- Be mindful of online etiquette – In the legal profession, your professional reputation and behaviour are paramount. Proper online etiquette is key to accessing and growing professional relationships and potential job opportunities. Don’t do anything online that you wouldn’t do in real life. Once it’s out there, you can’t take it back, even if you delete it!
- LinkedIn is critical – Your LinkedIn profile is your online resume. Use the platform to showcase your personal and professional achievements. Follow law firms, companies, and legal recruitment groups on LinkedIn to stay up-to-date on job opportunities. In addition, using keywords related to your practice area of choice will make it easier for legal recruiters to find you.
- Connect, connect, connect – Reach out to senior lawyers you admire, contacts at law firms you’re interested in, and legal recruitment professionals. Keep in touch with people you meet at events. Stay on top of industry developments by following leading lawyers, relevant publications, and like-minded peers.
- Actively engage with relevant content – Join LinkedIn groups and participate in discussion relevant to your practice, industry, or business/professional interests, such as human rights law, leadership, or diversity & inclusion. Actively interacting with relevant content will build your industry knowledge and inform your career choices. Everyone has something worthwhile to (respectfully) contribute to an important conversation or topic and doing so could gain the attention of contacts you may never would have thought possible to be in contact with.
- Review before you post – Write about your own unique experiences and share your insights but always keep in mind your audience and professional relationships. Also, ensure all written communication, comments and blogs, are error free. Too many mistakes may be counted against your attention to detail.
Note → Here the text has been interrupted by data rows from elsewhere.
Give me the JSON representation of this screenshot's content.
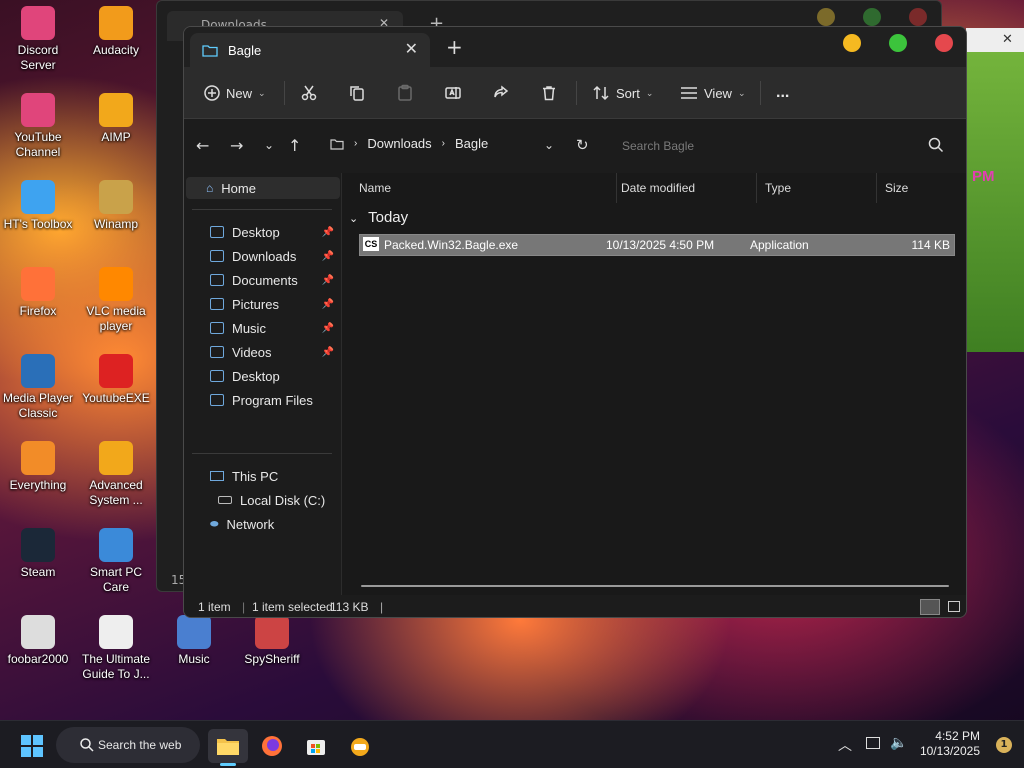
{
  "desktop": {
    "icons": [
      {
        "label": "Discord Server",
        "icon": "discord-icon",
        "color": "#e0457b"
      },
      {
        "label": "Audacity",
        "icon": "audacity-icon",
        "color": "#f29b1b"
      },
      {
        "label": "YouTube Channel",
        "icon": "youtube-icon",
        "color": "#e0457b"
      },
      {
        "label": "AIMP",
        "icon": "aimp-icon",
        "color": "#f2a81b"
      },
      {
        "label": "HT's Toolbox",
        "icon": "folder-icon",
        "color": "#3ea3f0"
      },
      {
        "label": "Winamp",
        "icon": "winamp-icon",
        "color": "#c9a24a"
      },
      {
        "label": "Firefox",
        "icon": "firefox-icon",
        "color": "#ff7139"
      },
      {
        "label": "VLC media player",
        "icon": "vlc-icon",
        "color": "#ff8800"
      },
      {
        "label": "Media Player Classic",
        "icon": "mpc-icon",
        "color": "#2a6fb8"
      },
      {
        "label": "YoutubeEXE",
        "icon": "youtube-exe-icon",
        "color": "#d22"
      },
      {
        "label": "Everything",
        "icon": "everything-icon",
        "color": "#f28c28"
      },
      {
        "label": "Advanced System ...",
        "icon": "advanced-systemcare-icon",
        "color": "#f2a81b"
      },
      {
        "label": "Steam",
        "icon": "steam-icon",
        "color": "#1b2838"
      },
      {
        "label": "Smart PC Care",
        "icon": "smart-pc-care-icon",
        "color": "#3b8ad9"
      },
      {
        "label": "foobar2000",
        "icon": "foobar-icon",
        "color": "#ddd"
      },
      {
        "label": "The Ultimate Guide To J...",
        "icon": "document-icon",
        "color": "#eee"
      },
      {
        "label": "Music",
        "icon": "music-folder-icon",
        "color": "#4a7fd0"
      },
      {
        "label": "SpySheriff",
        "icon": "spysheriff-icon",
        "color": "#c44"
      }
    ]
  },
  "background_window": {
    "tab_title": "Downloads",
    "side_text": "15"
  },
  "green_window": {
    "text": "PM"
  },
  "explorer": {
    "tab_title": "Bagle",
    "toolbar": {
      "new": "New",
      "sort": "Sort",
      "view": "View",
      "more": "..."
    },
    "breadcrumb": [
      "Downloads",
      "Bagle"
    ],
    "search_placeholder": "Search Bagle",
    "sidebar": {
      "home": "Home",
      "quick": [
        {
          "label": "Desktop",
          "pinned": true
        },
        {
          "label": "Downloads",
          "pinned": true
        },
        {
          "label": "Documents",
          "pinned": true
        },
        {
          "label": "Pictures",
          "pinned": true
        },
        {
          "label": "Music",
          "pinned": true
        },
        {
          "label": "Videos",
          "pinned": true
        },
        {
          "label": "Desktop",
          "pinned": false
        },
        {
          "label": "Program Files",
          "pinned": false
        }
      ],
      "this_pc": "This PC",
      "local_disk": "Local Disk (C:)",
      "network": "Network"
    },
    "columns": {
      "name": "Name",
      "date": "Date modified",
      "type": "Type",
      "size": "Size"
    },
    "group_label": "Today",
    "files": [
      {
        "name": "Packed.Win32.Bagle.exe",
        "date": "10/13/2025 4:50 PM",
        "type": "Application",
        "size": "114 KB",
        "icon_text": "CS"
      }
    ],
    "status": {
      "count": "1 item",
      "selected": "1 item selected",
      "size": "113 KB"
    }
  },
  "taskbar": {
    "search_label": "Search the web",
    "time": "4:52 PM",
    "date": "10/13/2025",
    "notification_count": "1"
  },
  "colors": {
    "accent": "#60cdff",
    "selected_row": "#777777",
    "close": "#e5484d",
    "minimize": "#f5b921",
    "maximize": "#3cc43c"
  }
}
Finally, we encourage applicants to be proactive. Opportunities are everywhere, so seek out employment rather than wait for people to come to you. Social media platforms, from LinkedIn and Twitter to blogs and personal websites, are key in growing your professional network, showcasing your experience and skills, and connecting with prospective employers.
For further information, please contact Shetin Adams, Project Coordinator at The Counsel Network (now a Caldwell company) at email@example.com.
Project Coordinator at The Counsel Network